The following is based on a conversation Ronit Molko, Ph.D., BCBA-D and Dr. Evian Gordon, Chairman and CEO of Brain Resource.

The development of the brain is a fascinating and essential aspect of child development. The science behind the brain provides parents and practitioners valuable insight into why early intervention is so important for individuals with autism and other developmental disabilities.

At birth, a child’s brain is unfinished. It develops as they experience the world through seeing, hearing, tasting, touching and smelling the environment. The natural, simple, loving encounters with adults that occur through the day, such as a caregiver singing, smiling, talking and rocking their baby, are essential to this process. All of these encounters with the outside world affect the child’s emotional development and shape how their brain becomes wired and how it will work.

The experiences of babies have long-lasting effects on their ability to learn and regulate their emotions. When there is an absence of appropriate teaching and learning opportunities in the baby’s environment, the brain’s development can be affected and there are more likely to be sustained negative effects. Conversely, if we can provide ample learning opportunities, we can facilitate brain development. Let’s understand how and why.

Learning is about connection. A baby is born with more than 85 billion neurons in its brain. Neurons are nerve cells in the brain that transmit information between each other through chemical and electrical signals via synapses thereby forming neural networks, a series of interconnected neurons. This is what is meant by “the wiring of the brain” and “neurons that fire together, wire together”.

As an infant experiences something or learns something for the first time, a strong neural connection is made. If this experience is repeated, the connection is reactivated and becomes strengthened. If the experience is not repeated, connections are removed. In this way, the brain “prunes” what is not necessary and consolidates the connections that are necessary. During infancy and the first years of childhood, there is significant loss of neural pathways as the brain starts to prune away what it doesn’t believe it will need to function. The earlier in a child’s development that we create that first, correct learning experience the stronger those behaviors and skills are secured in the brain.
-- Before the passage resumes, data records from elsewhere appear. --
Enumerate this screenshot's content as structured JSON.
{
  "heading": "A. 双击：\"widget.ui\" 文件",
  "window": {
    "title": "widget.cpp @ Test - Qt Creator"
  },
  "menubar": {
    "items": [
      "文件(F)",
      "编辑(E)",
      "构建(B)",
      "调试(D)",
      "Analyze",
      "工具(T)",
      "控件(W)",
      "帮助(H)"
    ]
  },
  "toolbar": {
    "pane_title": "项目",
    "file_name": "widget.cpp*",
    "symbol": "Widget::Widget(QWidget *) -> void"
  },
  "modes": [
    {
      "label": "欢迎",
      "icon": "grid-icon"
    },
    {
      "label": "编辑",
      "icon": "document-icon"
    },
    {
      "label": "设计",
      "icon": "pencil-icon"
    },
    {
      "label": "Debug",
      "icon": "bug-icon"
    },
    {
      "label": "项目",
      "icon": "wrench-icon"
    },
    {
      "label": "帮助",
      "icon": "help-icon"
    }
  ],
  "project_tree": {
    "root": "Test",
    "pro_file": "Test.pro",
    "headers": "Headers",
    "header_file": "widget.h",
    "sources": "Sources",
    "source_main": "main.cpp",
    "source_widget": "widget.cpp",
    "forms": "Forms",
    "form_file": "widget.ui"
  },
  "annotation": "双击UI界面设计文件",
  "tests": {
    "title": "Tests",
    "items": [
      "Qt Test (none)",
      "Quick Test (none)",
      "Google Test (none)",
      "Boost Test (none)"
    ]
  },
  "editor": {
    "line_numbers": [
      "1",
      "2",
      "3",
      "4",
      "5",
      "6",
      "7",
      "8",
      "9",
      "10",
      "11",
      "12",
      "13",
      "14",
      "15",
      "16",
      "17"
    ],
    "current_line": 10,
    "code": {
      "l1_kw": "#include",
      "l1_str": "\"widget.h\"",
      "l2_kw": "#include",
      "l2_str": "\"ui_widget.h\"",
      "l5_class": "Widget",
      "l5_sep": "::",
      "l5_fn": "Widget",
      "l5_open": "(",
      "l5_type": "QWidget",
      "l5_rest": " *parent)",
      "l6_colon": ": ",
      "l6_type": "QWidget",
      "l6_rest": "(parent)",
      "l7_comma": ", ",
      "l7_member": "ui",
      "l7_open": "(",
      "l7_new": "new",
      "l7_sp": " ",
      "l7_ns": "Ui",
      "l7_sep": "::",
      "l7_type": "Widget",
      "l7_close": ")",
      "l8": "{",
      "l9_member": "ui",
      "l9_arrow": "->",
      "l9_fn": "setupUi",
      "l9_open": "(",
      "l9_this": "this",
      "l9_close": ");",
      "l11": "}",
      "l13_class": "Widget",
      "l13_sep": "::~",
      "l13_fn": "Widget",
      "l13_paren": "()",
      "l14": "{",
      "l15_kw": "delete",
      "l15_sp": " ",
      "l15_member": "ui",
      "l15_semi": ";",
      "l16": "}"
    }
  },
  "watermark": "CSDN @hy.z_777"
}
Children with developmental delays often experience the wiring of neurons together in a manner that is “unhelpful”, causing them to struggle with communication, social skills and other activities. These “unhelpful” connections need to be changed, which adds to the challenge and takes time. Technically, learning cannot be undone in the brain, but amazingly, with stimulation, the brain has the ability to re-process new pathways and build circuits that are helpful and functional. The brain has a remarkable capacity for change and adaptation, but timing is crucial. The earlier we create the correct connections in a child’s brain, the stronger those behaviors and skills are secured in the brain.

Intervention is best during early childhood when there are 50 percent more connections between neurons than exist in the adult brain. When a child reaches adolescence, another period of pruning begins where the brain starts to cut back on these important brain connections, and neurons that have not been used much. For children with all types of learning difficulties and developmental disorders, this understanding of the brain’s plasticity is particularly relevant, because it emphasizes why the correct type and intensity of early intervention is so critical. If we correctly understand a child’s skill deficits and design a program that appropriately stimulates the neurons in the targeted weakened areas of the brain, we can exercise and strengthen those areas of the brain to develop language, social skills etc.
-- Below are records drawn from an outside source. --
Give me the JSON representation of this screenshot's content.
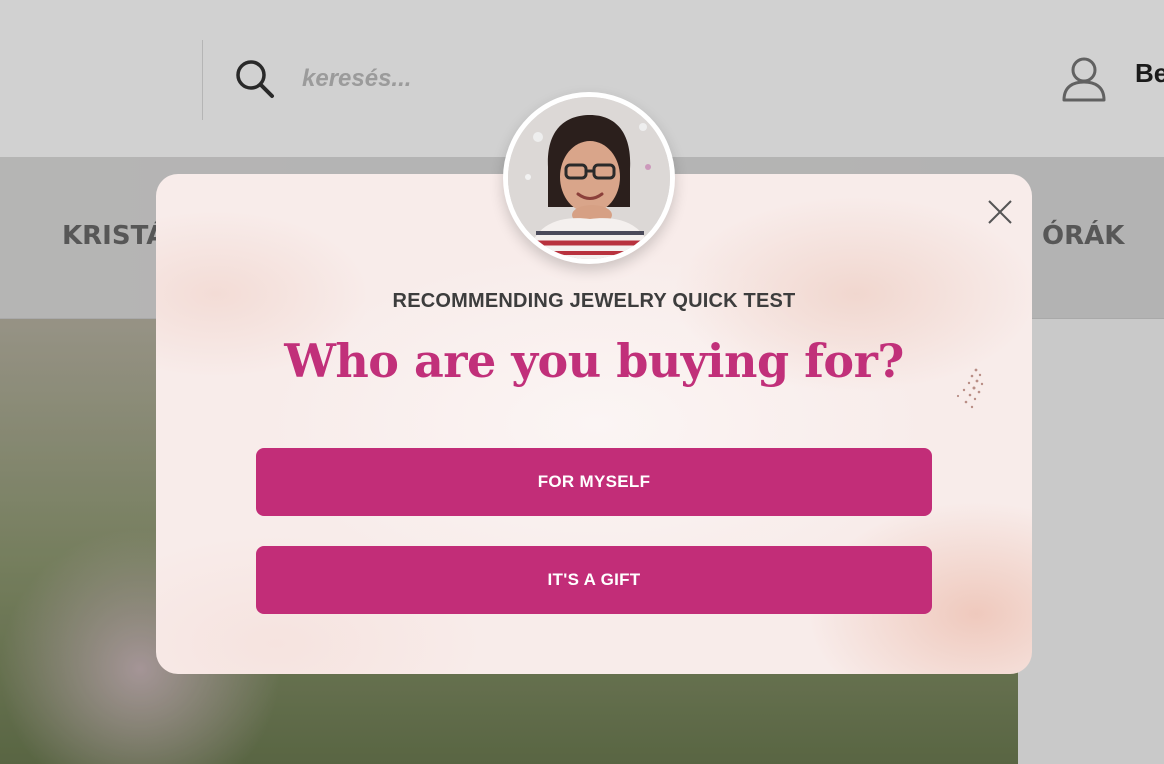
{
  "header": {
    "search": {
      "placeholder": "keresés..."
    },
    "login_label": "Be"
  },
  "nav": {
    "left_item": "KRISTÁ",
    "right_item": "ÓRÁK"
  },
  "modal": {
    "kicker": "RECOMMENDING JEWELRY QUICK TEST",
    "title": "Who are you buying for?",
    "options": [
      {
        "label": "FOR MYSELF"
      },
      {
        "label": "IT'S A GIFT"
      }
    ]
  },
  "icons": {
    "search": "search-icon",
    "user": "user-icon",
    "close": "close-icon",
    "sparkle": "sparkle-icon"
  },
  "colors": {
    "accent": "#c22d78",
    "title": "#c1307a",
    "kicker": "#3d3d3d"
  }
}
So how do you train your child’s brain? In order to change the brain’s wiring and make new neural connections, a new skill needs to be practiced many times so Dr. Gordon recommends starting with one, simple task and practicing it at least 10 times per day. Measure how long it takes for your child’s behavior to change. This will help you determine your child’s rate of learning.

An example of a simple task would be teaching your child to follow a simple instruction using a preferred item such as asking him to eat his favorite food. You can then move onto a more complex activity such as requesting eye contact by saying “Look at me” and then something more complex such as “touch the car” when playing with a toy car, for example. There are many opportunities throughout the day during normal daily parenting activities (bathing, feeding, diapering, reading, etc.) during which you can support your child’s development and train his brain to respond to people and his environment.
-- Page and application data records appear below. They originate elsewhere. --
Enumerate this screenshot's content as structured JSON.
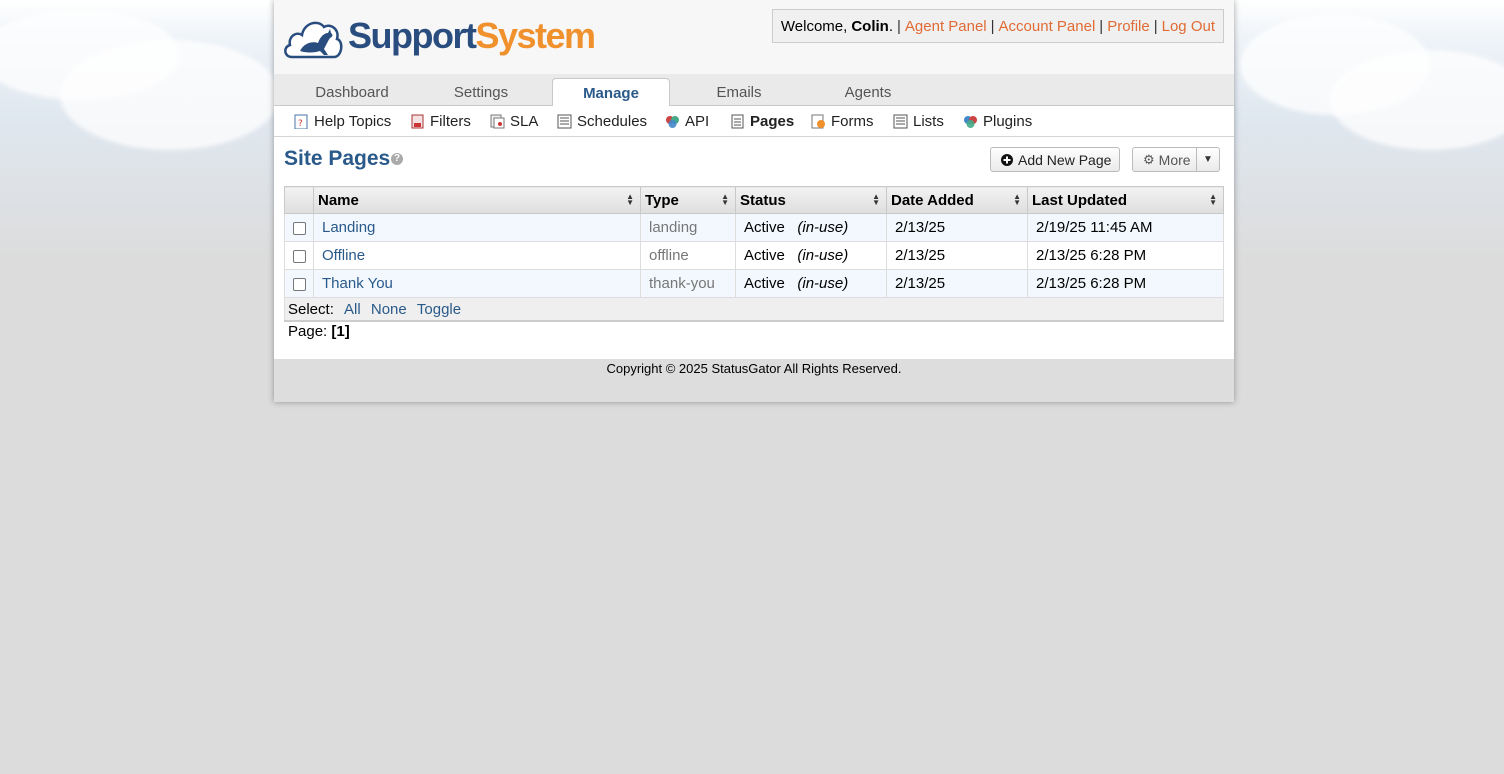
{
  "logo": {
    "part1": "Support",
    "part2": "System"
  },
  "user": {
    "welcome_prefix": "Welcome,",
    "name": "Colin",
    "name_suffix": ".",
    "links": [
      "Agent Panel",
      "Account Panel",
      "Profile",
      "Log Out"
    ],
    "separator": "|"
  },
  "nav": {
    "tabs": [
      {
        "label": "Dashboard",
        "active": false
      },
      {
        "label": "Settings",
        "active": false
      },
      {
        "label": "Manage",
        "active": true
      },
      {
        "label": "Emails",
        "active": false
      },
      {
        "label": "Agents",
        "active": false
      }
    ]
  },
  "subnav": {
    "items": [
      {
        "label": "Help Topics",
        "icon": "help-topics-icon"
      },
      {
        "label": "Filters",
        "icon": "filters-icon"
      },
      {
        "label": "SLA",
        "icon": "sla-icon"
      },
      {
        "label": "Schedules",
        "icon": "schedules-icon"
      },
      {
        "label": "API",
        "icon": "api-icon"
      },
      {
        "label": "Pages",
        "icon": "pages-icon",
        "active": true
      },
      {
        "label": "Forms",
        "icon": "forms-icon"
      },
      {
        "label": "Lists",
        "icon": "lists-icon"
      },
      {
        "label": "Plugins",
        "icon": "plugins-icon"
      }
    ]
  },
  "page": {
    "title": "Site Pages",
    "help": "?",
    "add_button": "Add New Page",
    "more_button": "More"
  },
  "table": {
    "columns": [
      "Name",
      "Type",
      "Status",
      "Date Added",
      "Last Updated"
    ],
    "rows": [
      {
        "name": "Landing",
        "type": "landing",
        "status": "Active",
        "usage": "(in-use)",
        "date_added": "2/13/25",
        "last_updated": "2/19/25 11:45 AM"
      },
      {
        "name": "Offline",
        "type": "offline",
        "status": "Active",
        "usage": "(in-use)",
        "date_added": "2/13/25",
        "last_updated": "2/13/25 6:28 PM"
      },
      {
        "name": "Thank You",
        "type": "thank-you",
        "status": "Active",
        "usage": "(in-use)",
        "date_added": "2/13/25",
        "last_updated": "2/13/25 6:28 PM"
      }
    ],
    "select_label": "Select:",
    "select_links": [
      "All",
      "None",
      "Toggle"
    ]
  },
  "pagination": {
    "label": "Page:",
    "current": "[1]"
  },
  "footer": {
    "copyright": "Copyright © 2025 StatusGator All Rights Reserved."
  },
  "colors": {
    "brand_blue": "#2a4d7f",
    "brand_orange": "#f0912e",
    "link": "#2a5a8a",
    "header_link": "#e06b34"
  }
}
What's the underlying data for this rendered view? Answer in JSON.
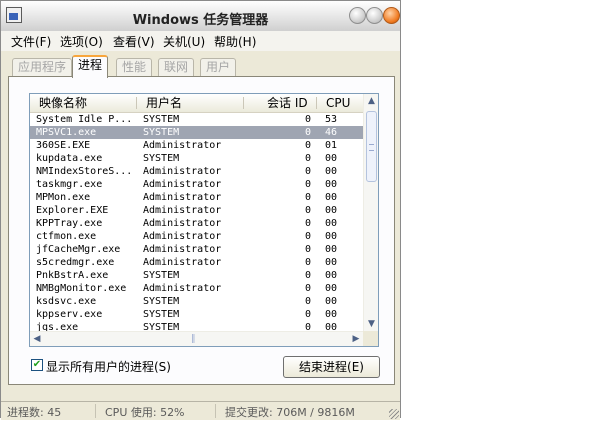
{
  "window": {
    "title": "Windows 任务管理器"
  },
  "menu": [
    {
      "label": "文件(F)"
    },
    {
      "label": "选项(O)"
    },
    {
      "label": "查看(V)"
    },
    {
      "label": "关机(U)"
    },
    {
      "label": "帮助(H)"
    }
  ],
  "tabs": [
    {
      "label": "应用程序",
      "active": false
    },
    {
      "label": "进程",
      "active": true
    },
    {
      "label": "性能",
      "active": false
    },
    {
      "label": "联网",
      "active": false
    },
    {
      "label": "用户",
      "active": false
    }
  ],
  "process_table": {
    "columns": [
      "映像名称",
      "用户名",
      "会话 ID",
      "CPU"
    ],
    "selected_row": 1,
    "rows": [
      {
        "name": "System Idle P...",
        "user": "SYSTEM",
        "session": "0",
        "cpu": "53"
      },
      {
        "name": "MPSVC1.exe",
        "user": "SYSTEM",
        "session": "0",
        "cpu": "46"
      },
      {
        "name": "360SE.EXE",
        "user": "Administrator",
        "session": "0",
        "cpu": "01"
      },
      {
        "name": "kupdata.exe",
        "user": "SYSTEM",
        "session": "0",
        "cpu": "00"
      },
      {
        "name": "NMIndexStoreS...",
        "user": "Administrator",
        "session": "0",
        "cpu": "00"
      },
      {
        "name": "taskmgr.exe",
        "user": "Administrator",
        "session": "0",
        "cpu": "00"
      },
      {
        "name": "MPMon.exe",
        "user": "Administrator",
        "session": "0",
        "cpu": "00"
      },
      {
        "name": "Explorer.EXE",
        "user": "Administrator",
        "session": "0",
        "cpu": "00"
      },
      {
        "name": "KPPTray.exe",
        "user": "Administrator",
        "session": "0",
        "cpu": "00"
      },
      {
        "name": "ctfmon.exe",
        "user": "Administrator",
        "session": "0",
        "cpu": "00"
      },
      {
        "name": "jfCacheMgr.exe",
        "user": "Administrator",
        "session": "0",
        "cpu": "00"
      },
      {
        "name": "s5credmgr.exe",
        "user": "Administrator",
        "session": "0",
        "cpu": "00"
      },
      {
        "name": "PnkBstrA.exe",
        "user": "SYSTEM",
        "session": "0",
        "cpu": "00"
      },
      {
        "name": "NMBgMonitor.exe",
        "user": "Administrator",
        "session": "0",
        "cpu": "00"
      },
      {
        "name": "ksdsvc.exe",
        "user": "SYSTEM",
        "session": "0",
        "cpu": "00"
      },
      {
        "name": "kppserv.exe",
        "user": "SYSTEM",
        "session": "0",
        "cpu": "00"
      },
      {
        "name": "jqs.exe",
        "user": "SYSTEM",
        "session": "0",
        "cpu": "00"
      }
    ]
  },
  "show_all_users": {
    "label": "显示所有用户的进程(S)",
    "checked": true
  },
  "end_process_button": {
    "label": "结束进程(E)"
  },
  "status": {
    "processes": "进程数: 45",
    "cpu": "CPU 使用: 52%",
    "commit": "提交更改: 706M / 9816M"
  },
  "icons": {
    "app": "task-manager-icon",
    "minimize": "minimize-icon",
    "maximize": "maximize-icon",
    "close": "close-icon",
    "scroll_up": "arrow-up-icon",
    "scroll_down": "arrow-down-icon",
    "scroll_left": "arrow-left-icon",
    "scroll_right": "arrow-right-icon",
    "check": "checkmark-icon"
  },
  "colors": {
    "active_tab_accent": "#f8a63c",
    "selected_row": "#9fa5b2",
    "close_button": "#f07a20",
    "checkmark": "#21a121"
  }
}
One common question is what is possible with the brain after childhood? For many years, science has told us that brain plasticity is at its peak during childhood. However, experts now believe that under the correct circumstances, practicing a new skill can change hundreds of millions, if not billions, of connections between nerve cells in the brain even into adulthood. It is never too late to start. The most important thing to remember is that learning is what changes the brain and learning takes practice. Every opportunity to teach your child is an opportunity to shape their brain and change their future.

For more information, visit Developmental Milestones from the Child Mind Institute http://www.childmind.org/en/developmental-milestones/ 

Learn more about the work and resources of Dr. Evian Gordon at
https://www.mybrainsolutions.com/index.html 

Harvard’s “Serve & Retrun” concept of parent engagement
http://developingchild.harvard.edu/key_concepts/serve_and_return/